  3. 3. How do they interact with your product? <br />What’s their experience like?<br />We’re all about experience. <br />In fact, we delight our customers through the experience we provide. <br />They love our soup. We make sure it’s salted, creamy, hot, and delivered in an impeccably clean bowl.<br />Experience<br />
  4. 4. For example, <br />can they one day create one type of experience? <br />Do they <br />get to create their own experience?<br />Then come back the next time around and create a different one. You know, depending on mood, context or circumstances.<br />
  5. 5. But then, I’d have to be prepared to respond to their changing moods or desires. <br />And I can’t do that.<br />Why not?<br />
  6. 6. Because our soup servers would not know <br />what to do with their requests. They are professional sloshers trained to serve four hundred peasants an hour, not soup solution agents. My cook is equipped to cook leek and potato soup in 400-gallon cauldrons.

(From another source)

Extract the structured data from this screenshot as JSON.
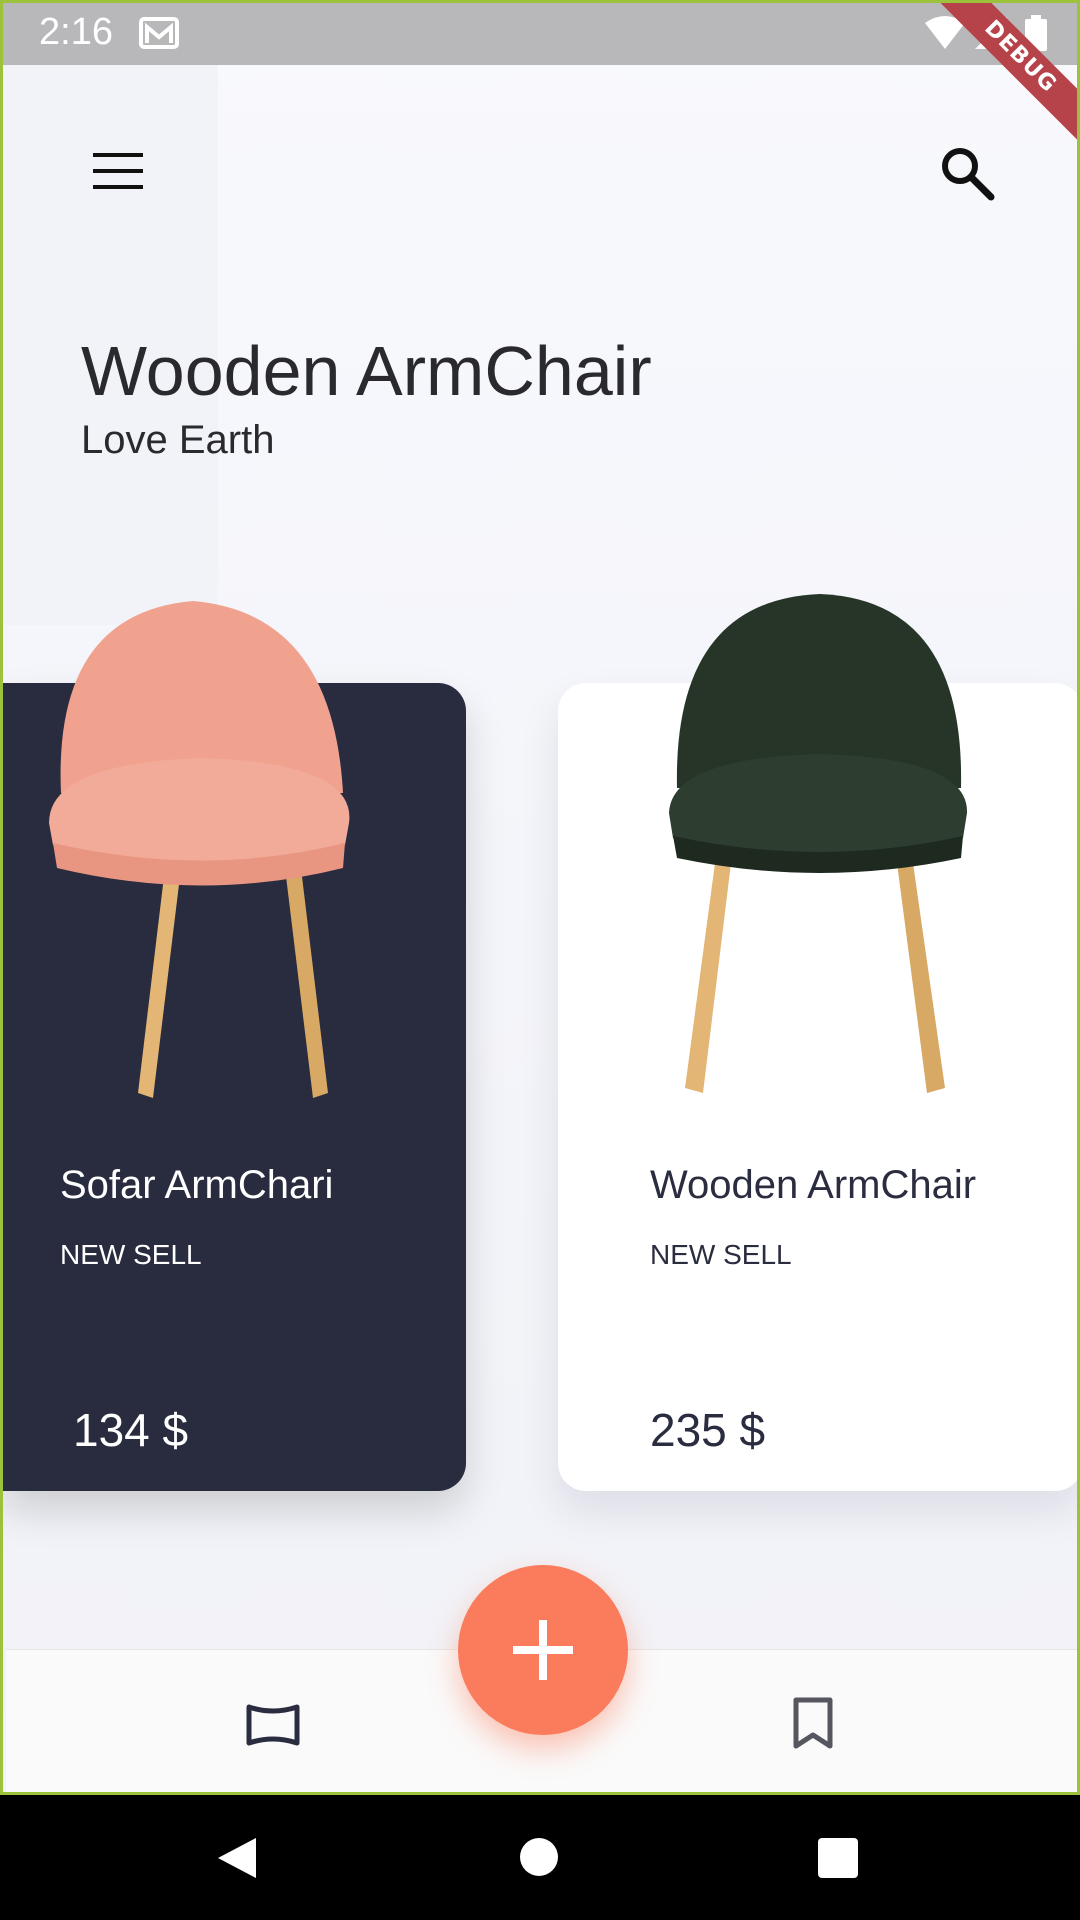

He’s not in the tapas business. That’s why it’s so cheap and peasants can afford it.<br />.<br />
  7. 7. What if customers themselves did some of that work of personalizing your products or services to their own need? <br />Could customers become part of your value chain?<br />Sales<br />Marketing<br />Retail<br />Research<br />HR<br />Innovation<br />Customer<br /> Service<br />PR<br />
  8. 8. That’s a funny thought. <br />But these guys are peasants. They just consume our stuff. What do they know about designing, making, marketing <br />or selling our product? <br />We’re professionals <br />of the soup business <br />here.<br />
  9. 9. Are any of those amateurs passionate and knowledgeable about your business? <br />Community of Advocates<br />Maybe even more passionate than you and the other managers? <br />Could you <br />channel the customers energy and get it to work for you maybe like in co-creation?<br />
  10. 10. Perhaps, I suppose, maybe. <br />We have a few soup freaks out there who gather at night to talk about soup. Some of them even make experimental batches, with weird new ingredients like cauliflower <br />and fish. <br />What’s this thing you’re leading me to, wizard?<br />
  11. 11. I am not leading you anywhere. <br />It is for you to discover your own path. But there are forces in the forest you may not yet recognize. Armies of customers coming to you with new expectations.<br />Won’t I sell them leek and potato soup and send them on their way, as I always do<br />What am I to do if these customer hordes shop up at my castle, wizard? <br />GULP!<br />
  12. 12. This time, you may <br />have to do a bit more. Engage them into building the meal with you. Maybe invite them into your kitchen and let them cook for themselves. Who knows?<br />
  13. 13. This is enough for now, wizard. My head spins. I’m disturbed by those visions of customers designing their own value propositions and becoming part of my value chain.<br /> I’m just a manager trying to sell soup. Let me catch my breath.<br />
  14. 14. My name is Michael Batistich <br />I’m a freelance strategist @ Amplify Innovation <br />My blog The Social Business Feed: http://michaelbatistich.com/<br />Twitter: @michaelbatistic<br />Credit:<br />I would like to acknowledge the work of Francis Gouillart who I have ruthlessly stolen this story from. The original story can be found on his blog The Co-creation Effect http://francisgouillart.com/wordpress/?p=731. <br />I would like to thank Francis for sharing his brilliant insights and ideas. Hopefully this remix will help spread the word and build on his work. <br />Stickmen images have been borrowed from Bryce Glass’s 5 Reputation Missteps (And how to avoid them) presentationhttp://www.slideshare.net/soldierant/5-reputation-missteps-and-how-to-avoid-them <br />